> [What you are asked to do] Going line by line through the entries below, note each one with "icon", then report how many there are and nothing else.

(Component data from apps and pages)
^^^^^^^^^^^^^^^^

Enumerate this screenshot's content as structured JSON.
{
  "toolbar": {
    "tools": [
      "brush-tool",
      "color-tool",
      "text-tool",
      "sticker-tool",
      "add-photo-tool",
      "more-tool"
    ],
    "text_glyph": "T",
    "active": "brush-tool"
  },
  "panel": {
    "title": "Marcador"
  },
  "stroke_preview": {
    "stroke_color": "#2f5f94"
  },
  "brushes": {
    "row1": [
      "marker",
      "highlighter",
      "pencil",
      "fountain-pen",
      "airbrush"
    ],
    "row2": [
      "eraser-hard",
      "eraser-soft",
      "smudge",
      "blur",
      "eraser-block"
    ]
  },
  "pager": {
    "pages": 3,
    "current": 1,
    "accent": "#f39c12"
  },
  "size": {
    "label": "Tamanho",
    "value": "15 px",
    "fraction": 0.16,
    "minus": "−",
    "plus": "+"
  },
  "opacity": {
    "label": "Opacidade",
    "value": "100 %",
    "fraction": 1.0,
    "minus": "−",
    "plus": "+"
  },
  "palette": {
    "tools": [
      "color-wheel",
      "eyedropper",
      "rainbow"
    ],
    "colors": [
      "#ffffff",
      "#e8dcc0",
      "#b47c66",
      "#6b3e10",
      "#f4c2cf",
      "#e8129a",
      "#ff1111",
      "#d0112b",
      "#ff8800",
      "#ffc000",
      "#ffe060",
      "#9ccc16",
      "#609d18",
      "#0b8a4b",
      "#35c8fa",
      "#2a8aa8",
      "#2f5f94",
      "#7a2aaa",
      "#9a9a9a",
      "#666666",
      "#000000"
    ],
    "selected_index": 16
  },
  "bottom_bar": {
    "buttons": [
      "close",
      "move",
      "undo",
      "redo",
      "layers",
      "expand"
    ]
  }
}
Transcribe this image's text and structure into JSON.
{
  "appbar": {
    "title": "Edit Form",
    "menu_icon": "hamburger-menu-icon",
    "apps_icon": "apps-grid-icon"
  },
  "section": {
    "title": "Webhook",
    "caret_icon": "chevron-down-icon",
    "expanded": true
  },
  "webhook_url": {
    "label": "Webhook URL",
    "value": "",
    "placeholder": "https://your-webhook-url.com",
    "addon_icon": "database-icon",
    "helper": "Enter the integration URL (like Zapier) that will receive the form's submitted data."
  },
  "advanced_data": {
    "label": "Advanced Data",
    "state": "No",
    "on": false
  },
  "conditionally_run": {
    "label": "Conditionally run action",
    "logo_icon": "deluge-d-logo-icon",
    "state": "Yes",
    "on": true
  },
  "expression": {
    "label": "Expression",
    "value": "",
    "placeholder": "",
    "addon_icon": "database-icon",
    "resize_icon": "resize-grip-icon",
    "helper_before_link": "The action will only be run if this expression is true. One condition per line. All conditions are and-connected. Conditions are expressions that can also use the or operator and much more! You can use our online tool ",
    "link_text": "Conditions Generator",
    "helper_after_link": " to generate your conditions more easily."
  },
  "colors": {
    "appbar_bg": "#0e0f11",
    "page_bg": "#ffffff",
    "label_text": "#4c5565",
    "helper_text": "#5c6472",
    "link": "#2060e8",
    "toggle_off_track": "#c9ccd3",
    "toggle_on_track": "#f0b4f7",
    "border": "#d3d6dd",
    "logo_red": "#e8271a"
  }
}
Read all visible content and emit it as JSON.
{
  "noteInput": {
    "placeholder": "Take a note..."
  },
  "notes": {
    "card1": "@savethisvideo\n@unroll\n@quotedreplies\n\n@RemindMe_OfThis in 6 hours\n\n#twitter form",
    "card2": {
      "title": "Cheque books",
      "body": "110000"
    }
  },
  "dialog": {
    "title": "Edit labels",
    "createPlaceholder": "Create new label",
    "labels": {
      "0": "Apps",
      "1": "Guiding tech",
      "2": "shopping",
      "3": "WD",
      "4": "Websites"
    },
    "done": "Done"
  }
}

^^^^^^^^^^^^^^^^

> [Response to the exercise] 7